The word links has nothing to do with a link on a chain, but rather comes from the Old English word hlinc, meaning a dune or ridge. An archaic word for an archaic style of course. However, the links may seem a novelty to those golfers who have never played upon them. Links courses are almost always by the coast, where the dunes of packed sand covered with wild grass forms their signature wavy appearance.

Most links are in the UK and Ireland. However, a few have been replicated elsewhere, such as a few courses in Washington State in the United States and the Royal Adelaide in Australia.

Links courses were the first golf courses. The oldest golf course in the world is a links course – the Old Course at St. Andrews in Fife. The alterations that reduced it from a 22 hole course to an 18 hole course set the standard that courses still adhere to today. Links courses arose since the sandy, hilly land near the coast was unsuitable for farming and therefore open for other uses, such as sport.  

In essence, all other golf course styles are an artificial replication of what nature forged on the Scottish coast with links courses. The primary greenskeepers at links courses are grazing animals that keep the iconic red and brown wild grasses at a manageable level.

Links Courses – Play style

The beauty of a linksland course often belies the grueling style of play required to play it. The uneven ground often causes balls to ricochet in unusual ways, and can make long shots very unpredictable. Not only is there very little margin for error, even satisfactory shots can sometimes go awry on the undulating dunes.  But even that seems irrelevant in the face of the true challenge of links courses. Howling headwinds coming in from the sea can throw a ball around very easily.

The result is that while other courses may give golfers room for creative and daring play, links courses are a test of will and discipline. The ball must be cast low to the ground at all times to avoid being intercepted by gusts of wind. To make things even more complex, traditional link courses have the first nine holes facing one direction and the other nine the other. This means that golfers will have to adjust to a completely inverted wind halfway through the course. Many golfers who try their clubs at the Open Championship – the oldest golf championship in the world which is entirely played on links courses – struggle to adapt to its harsh conditions. 

But despite all of this, many golfers thrive on the chaos of the links. There are many unusual advantages that can be gleaned from the hard-packed earth. For example, hitting balls near the green so that they roll onto the green is common.
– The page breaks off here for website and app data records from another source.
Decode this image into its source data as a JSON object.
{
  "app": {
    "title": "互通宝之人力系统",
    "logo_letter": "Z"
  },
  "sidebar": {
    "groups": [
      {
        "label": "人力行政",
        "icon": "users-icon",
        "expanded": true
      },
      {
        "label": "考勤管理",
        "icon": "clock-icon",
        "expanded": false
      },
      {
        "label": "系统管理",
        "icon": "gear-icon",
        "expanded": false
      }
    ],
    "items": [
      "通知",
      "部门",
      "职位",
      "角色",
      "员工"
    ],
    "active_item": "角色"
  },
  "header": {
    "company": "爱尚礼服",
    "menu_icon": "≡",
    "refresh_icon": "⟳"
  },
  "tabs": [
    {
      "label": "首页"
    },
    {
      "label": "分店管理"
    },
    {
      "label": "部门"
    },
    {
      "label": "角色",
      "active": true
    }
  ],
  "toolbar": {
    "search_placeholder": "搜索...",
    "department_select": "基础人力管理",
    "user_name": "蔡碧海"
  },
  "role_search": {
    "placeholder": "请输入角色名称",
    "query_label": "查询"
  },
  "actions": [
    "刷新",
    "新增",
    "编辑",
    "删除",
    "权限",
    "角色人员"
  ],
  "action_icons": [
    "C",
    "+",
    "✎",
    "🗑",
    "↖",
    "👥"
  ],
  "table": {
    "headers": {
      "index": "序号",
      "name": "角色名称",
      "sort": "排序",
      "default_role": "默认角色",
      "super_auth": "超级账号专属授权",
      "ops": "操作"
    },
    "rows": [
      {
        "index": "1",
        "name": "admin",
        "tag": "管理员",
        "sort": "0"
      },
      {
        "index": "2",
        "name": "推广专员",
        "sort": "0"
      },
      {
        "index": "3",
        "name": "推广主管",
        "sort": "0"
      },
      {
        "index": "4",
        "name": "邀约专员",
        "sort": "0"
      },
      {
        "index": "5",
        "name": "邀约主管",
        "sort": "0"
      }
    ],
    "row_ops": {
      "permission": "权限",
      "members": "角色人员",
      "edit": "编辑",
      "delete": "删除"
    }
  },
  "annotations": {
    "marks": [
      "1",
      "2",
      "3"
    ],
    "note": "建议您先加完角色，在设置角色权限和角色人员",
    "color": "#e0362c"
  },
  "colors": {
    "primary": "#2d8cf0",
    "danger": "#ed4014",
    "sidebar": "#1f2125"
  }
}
If the wind is blowing forward, golfers may even risk hitting the ball high so it is propelled much further.

For many golfers, the Links have proven an acquired taste, and for none more than the legendary Bobby Jones. Jones was initially so off-put by his initial experience of the Old Course that he walked off after a disastrous 11 holes. However, over the course of his life he grew so familiar with it that he was made a Freeman of St. Andrews.

Jones would even say later that “I could take out of my life everything except my experiences at St. Andrews and still have a rich, full life”. He was not the first, nor the last, to be enraptured by the beauty and wildness of the seaside links.